Friday, May 16, 2014

Kalbimiz Soma'da: How to help families of Soma mine disaster victims

Since news broke Tuesday of a deadly explosion in a coal mine in Soma, a town in Turkey's Manisa province, the country has been plunged into deep mourning as the number of fatalities climbed to at least 283, making it the deadliest industrial disaster in Turkey's history.

That grief, however, has also been accompanied by frustration and anger as details of the working conditions at the mine, Turkey's overall poor workplace safety record, and the prime minister and other government officials' callous-at-best response to the tragedy have become public.
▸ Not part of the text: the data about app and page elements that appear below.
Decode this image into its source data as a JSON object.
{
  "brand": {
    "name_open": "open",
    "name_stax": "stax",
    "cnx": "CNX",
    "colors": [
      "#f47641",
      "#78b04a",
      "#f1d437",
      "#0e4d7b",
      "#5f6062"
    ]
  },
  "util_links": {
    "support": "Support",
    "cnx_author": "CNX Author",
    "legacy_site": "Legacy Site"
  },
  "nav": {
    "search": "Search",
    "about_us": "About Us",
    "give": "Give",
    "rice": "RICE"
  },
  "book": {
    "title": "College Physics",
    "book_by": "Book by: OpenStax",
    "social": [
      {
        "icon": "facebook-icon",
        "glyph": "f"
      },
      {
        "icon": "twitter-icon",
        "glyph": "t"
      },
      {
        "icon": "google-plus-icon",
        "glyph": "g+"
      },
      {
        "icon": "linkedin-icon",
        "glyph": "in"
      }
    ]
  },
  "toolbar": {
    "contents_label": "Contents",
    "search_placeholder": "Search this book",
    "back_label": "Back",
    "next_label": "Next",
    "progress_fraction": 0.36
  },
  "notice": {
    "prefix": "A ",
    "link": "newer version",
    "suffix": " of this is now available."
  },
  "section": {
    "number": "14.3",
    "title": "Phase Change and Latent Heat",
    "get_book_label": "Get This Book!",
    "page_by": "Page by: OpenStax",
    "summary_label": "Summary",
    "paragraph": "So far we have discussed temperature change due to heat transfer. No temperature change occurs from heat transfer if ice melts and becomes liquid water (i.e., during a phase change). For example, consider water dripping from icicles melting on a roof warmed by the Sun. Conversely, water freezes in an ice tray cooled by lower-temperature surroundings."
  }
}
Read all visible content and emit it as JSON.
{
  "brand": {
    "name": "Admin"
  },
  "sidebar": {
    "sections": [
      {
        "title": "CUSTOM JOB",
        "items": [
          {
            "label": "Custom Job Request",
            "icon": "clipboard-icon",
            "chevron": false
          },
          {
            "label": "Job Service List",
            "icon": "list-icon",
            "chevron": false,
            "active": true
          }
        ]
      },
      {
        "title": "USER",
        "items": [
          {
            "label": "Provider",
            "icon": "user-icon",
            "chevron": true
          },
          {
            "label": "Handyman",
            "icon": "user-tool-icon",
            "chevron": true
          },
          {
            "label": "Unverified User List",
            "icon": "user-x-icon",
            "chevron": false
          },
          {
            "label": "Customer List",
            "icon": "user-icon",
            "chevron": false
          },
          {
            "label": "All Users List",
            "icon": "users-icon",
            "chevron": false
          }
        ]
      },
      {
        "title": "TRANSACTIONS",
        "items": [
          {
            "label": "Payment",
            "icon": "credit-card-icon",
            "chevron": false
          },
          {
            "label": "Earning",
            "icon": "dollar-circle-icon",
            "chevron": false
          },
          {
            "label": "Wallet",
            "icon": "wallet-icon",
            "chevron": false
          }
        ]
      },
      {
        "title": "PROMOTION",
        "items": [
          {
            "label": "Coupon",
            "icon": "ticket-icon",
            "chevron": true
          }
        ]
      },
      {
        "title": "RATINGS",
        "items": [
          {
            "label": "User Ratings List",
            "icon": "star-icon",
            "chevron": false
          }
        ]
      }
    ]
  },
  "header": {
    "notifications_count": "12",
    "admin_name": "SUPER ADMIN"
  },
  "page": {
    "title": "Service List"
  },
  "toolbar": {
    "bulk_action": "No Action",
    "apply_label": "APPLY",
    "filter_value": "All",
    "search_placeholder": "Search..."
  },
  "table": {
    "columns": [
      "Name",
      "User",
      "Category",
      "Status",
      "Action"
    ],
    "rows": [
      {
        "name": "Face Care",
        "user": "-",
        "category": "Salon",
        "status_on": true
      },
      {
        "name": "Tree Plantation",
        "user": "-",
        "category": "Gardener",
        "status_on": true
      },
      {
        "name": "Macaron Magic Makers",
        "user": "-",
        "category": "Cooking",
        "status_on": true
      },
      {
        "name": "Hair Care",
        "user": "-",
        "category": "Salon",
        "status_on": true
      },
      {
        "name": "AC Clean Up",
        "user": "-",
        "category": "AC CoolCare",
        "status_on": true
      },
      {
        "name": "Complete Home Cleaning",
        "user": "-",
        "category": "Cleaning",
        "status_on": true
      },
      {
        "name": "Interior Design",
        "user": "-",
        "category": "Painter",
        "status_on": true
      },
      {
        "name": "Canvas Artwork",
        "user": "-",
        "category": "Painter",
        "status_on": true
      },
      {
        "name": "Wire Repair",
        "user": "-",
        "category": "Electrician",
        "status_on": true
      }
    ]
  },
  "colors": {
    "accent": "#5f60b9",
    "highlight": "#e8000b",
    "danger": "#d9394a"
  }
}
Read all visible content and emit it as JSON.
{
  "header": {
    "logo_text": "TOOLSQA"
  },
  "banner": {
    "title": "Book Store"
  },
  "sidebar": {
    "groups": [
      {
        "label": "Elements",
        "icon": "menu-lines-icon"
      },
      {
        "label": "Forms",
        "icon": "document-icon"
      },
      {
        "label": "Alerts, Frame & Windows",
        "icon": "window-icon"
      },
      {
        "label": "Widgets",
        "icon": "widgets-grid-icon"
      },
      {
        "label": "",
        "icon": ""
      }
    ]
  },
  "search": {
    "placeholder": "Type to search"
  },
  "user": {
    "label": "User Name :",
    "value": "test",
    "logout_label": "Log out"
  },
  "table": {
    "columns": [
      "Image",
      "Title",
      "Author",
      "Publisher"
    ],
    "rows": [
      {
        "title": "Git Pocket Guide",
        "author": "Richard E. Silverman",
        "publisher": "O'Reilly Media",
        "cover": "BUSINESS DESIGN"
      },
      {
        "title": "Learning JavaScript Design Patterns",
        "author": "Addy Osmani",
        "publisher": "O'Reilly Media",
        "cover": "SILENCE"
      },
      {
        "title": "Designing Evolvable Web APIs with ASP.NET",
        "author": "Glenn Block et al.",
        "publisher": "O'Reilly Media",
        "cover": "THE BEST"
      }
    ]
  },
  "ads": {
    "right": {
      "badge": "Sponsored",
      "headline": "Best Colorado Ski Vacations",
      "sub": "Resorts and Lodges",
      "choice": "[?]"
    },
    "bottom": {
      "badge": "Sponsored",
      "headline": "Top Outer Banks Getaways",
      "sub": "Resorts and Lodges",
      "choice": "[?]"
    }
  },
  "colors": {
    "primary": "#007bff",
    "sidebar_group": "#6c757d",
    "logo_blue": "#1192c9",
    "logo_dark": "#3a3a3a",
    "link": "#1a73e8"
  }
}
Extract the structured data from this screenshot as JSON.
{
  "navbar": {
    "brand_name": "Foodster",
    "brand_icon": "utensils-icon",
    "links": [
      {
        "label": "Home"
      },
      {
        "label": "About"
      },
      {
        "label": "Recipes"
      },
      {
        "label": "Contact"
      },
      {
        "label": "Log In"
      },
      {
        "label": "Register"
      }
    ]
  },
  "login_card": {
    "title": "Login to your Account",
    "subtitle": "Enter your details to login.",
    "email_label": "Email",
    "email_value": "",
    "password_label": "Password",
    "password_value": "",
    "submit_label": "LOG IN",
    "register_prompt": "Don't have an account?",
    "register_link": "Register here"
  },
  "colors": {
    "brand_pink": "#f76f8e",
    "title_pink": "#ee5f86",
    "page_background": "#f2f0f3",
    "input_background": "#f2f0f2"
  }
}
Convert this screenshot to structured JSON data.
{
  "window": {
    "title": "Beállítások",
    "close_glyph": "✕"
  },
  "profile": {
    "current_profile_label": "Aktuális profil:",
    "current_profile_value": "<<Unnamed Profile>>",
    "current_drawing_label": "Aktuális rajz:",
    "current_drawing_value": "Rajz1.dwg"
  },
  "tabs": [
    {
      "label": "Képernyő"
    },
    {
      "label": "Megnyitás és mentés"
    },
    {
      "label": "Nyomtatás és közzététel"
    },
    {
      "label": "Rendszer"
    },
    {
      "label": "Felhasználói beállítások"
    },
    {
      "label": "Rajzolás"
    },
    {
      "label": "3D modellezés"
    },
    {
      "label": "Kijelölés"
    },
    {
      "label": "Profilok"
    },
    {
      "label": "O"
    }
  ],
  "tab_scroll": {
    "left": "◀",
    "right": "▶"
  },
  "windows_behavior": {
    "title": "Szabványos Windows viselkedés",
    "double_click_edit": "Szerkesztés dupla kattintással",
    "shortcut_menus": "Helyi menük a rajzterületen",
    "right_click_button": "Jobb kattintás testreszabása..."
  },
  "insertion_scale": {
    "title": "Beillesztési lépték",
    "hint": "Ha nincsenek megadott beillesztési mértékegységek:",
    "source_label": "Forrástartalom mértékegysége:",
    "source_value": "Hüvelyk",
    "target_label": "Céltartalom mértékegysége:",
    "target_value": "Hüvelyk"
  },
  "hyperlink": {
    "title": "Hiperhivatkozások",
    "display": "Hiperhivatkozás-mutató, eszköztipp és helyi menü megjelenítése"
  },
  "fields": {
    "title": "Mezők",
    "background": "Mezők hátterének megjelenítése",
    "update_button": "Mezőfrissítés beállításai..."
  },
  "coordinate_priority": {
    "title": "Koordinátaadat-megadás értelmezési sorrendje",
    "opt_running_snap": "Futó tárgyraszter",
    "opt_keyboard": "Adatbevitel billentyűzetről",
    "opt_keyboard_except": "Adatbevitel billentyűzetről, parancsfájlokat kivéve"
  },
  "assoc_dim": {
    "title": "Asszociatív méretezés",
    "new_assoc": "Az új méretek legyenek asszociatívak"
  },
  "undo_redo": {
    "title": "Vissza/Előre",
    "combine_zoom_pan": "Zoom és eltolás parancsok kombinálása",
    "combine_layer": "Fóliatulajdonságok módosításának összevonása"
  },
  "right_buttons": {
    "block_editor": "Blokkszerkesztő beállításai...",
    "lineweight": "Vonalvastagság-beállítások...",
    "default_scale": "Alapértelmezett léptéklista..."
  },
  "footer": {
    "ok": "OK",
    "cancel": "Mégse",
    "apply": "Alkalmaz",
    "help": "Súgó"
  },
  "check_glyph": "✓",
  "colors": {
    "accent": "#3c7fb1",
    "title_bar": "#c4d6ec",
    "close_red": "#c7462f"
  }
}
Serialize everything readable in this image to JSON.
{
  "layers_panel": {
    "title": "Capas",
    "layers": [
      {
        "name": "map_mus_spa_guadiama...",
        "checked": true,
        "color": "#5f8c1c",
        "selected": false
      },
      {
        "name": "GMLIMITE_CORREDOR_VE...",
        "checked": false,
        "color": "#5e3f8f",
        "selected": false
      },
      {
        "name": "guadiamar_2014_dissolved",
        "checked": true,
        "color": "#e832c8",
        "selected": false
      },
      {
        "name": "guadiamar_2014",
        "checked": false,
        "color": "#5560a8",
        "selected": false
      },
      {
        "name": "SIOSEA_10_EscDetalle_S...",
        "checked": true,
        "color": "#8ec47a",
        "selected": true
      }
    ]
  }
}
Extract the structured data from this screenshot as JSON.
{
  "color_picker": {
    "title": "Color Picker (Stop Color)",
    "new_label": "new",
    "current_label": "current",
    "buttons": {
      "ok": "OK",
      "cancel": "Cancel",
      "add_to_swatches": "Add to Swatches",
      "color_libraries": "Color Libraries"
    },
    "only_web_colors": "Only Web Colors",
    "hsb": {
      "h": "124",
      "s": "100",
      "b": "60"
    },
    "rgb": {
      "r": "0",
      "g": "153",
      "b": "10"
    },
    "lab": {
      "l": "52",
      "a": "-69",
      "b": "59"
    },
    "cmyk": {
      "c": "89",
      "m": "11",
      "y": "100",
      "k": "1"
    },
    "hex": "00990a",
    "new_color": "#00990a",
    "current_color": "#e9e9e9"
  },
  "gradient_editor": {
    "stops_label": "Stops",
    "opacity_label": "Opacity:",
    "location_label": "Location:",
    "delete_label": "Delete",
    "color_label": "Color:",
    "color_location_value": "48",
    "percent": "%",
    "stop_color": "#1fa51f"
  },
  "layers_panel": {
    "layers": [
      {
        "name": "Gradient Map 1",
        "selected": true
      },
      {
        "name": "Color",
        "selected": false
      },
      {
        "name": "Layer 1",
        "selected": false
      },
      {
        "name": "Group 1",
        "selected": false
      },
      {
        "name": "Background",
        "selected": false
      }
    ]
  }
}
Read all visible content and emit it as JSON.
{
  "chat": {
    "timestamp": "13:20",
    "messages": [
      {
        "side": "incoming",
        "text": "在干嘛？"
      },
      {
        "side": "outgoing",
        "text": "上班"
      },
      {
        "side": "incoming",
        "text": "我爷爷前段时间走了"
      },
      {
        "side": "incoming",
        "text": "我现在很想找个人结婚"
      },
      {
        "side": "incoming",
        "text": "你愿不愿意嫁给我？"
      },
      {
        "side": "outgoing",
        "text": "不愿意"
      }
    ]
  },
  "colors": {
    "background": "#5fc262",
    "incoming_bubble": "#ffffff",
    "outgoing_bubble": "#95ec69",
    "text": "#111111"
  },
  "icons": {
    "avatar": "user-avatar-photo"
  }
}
Across the country, events have been canceled out of respect for the dead, protests held to demand justice, and signs of solidarity posted in windows everywhere from supermarkets to bars, office building to taxicabs. Relief initiatives are also being set up to help the families of the Soma victims. Here are some ways you can show that "Soma Madencisi Yalnız Değil" (Soma Miners Are Not Alone) and "Kalbimiz Soma'da" (Our Hearts Are In Soma):

TPF Soma Disaster Relief Fund
The U.S.-based Turkish Philanthropy Funds, which specializes in "high-impact social investments in Turkey," is collecting donations to be distributed to miners' families through targeted grants to the organization's well-regarded local NGO partners.
(Update: Turkish Philanthropy Funds is also using the Global Giving website to make it easier for U.S.-based supporters to donate via text message, check, stock donation, or monthly recurring donation.)

Soma Mining Disaster Relief Fund
Acclaimed Turkish scientist and conservationist Çağan Şekercioğlu has set up an online campaign to raise funds for families of the mine victims, many of whom hailed from his home province, nearby Balıkesir. Şekercioğlu, whose environmental work I've covered in the past, will deliver 100 per cent of the funds directly to needy families, many of which have no breadwinners left after the disaster and are facing bankruptcy.
(Update: The first batch of donations were delivered one week after the disaster to 11 families in the small, but hard-hit village of Elmadere. The money will help sustain families until government pensions kick in. Şekercioğlu will make another visit to the affected area at the end of June to distribute the remaining funds. He can also help facilitate donations for the ongoing legal expenses that will be incurred in lawsuits against the mining company.)

Soma için Gençlik Burs Fonu (Soma Youth Scholarship Fund)
Toplum Gönüllüleri Vakfı (Community Volunteers Foundation), a partner organization of the charity running group Adım Adım, has created a Soma Youth Scholarship Fund to help fund the education of students who lost a close family member in the mine disaster.
If you know of any other reliable, worthy groups collecting donations or offering other assistance to Soma miners' families, please let me know and I'll keep updating the list.


Soma İçin Müzik (Music for Soma)
Turkish music promoter Pozitif Live will be donating ticket revenues from its June concerts -- the One Love Festival, Travis, Bob Dylan, Travis, and the Pixies -- to help families who lost their loved ones in the Soma disaster.

Other options
For those who read Turkish, the news site Haberturk, entertainment site, and family travel blog Gezgin Anne have each put together fairly long (and in many cases overlapping) lists of organizations that have started Soma relief campaigns. I haven't independently verified the trustworthiness of those not already mentioned, so any reader input on those that do (or do not) merit support would be appreciated.

Thursday, May 15, 2014

Yorumsuz (No comment)

"Please give me your blessings, son."
     -- Note found in the hand of a miner who died in this week's Soma mine disaster near İzmir, Turkey

"Let me take my boots off, the stretcher shouldn't get dirty."

"Mahmut didn't get out. Mahmut couldn't get out… Leave me, I'm alone, take him. His wife is pregnant..."
     -- Rescued miner

# # # 

"Explosions like this in these mines happen all the time. It's not like these don't happen elsewhere in the world."
    -- Turkish Prime Minister Recep Tayyip Erdoğan, visiting the Soma diaster site

"Those who survived Soma were the ones who used their minds."
   -- İzmir Deputy Governor Mustafa Harputlu, a member of Erdoğan's ruling party

"The rumors that a 15-year-old died in the mine was false. He was 19. That's good news."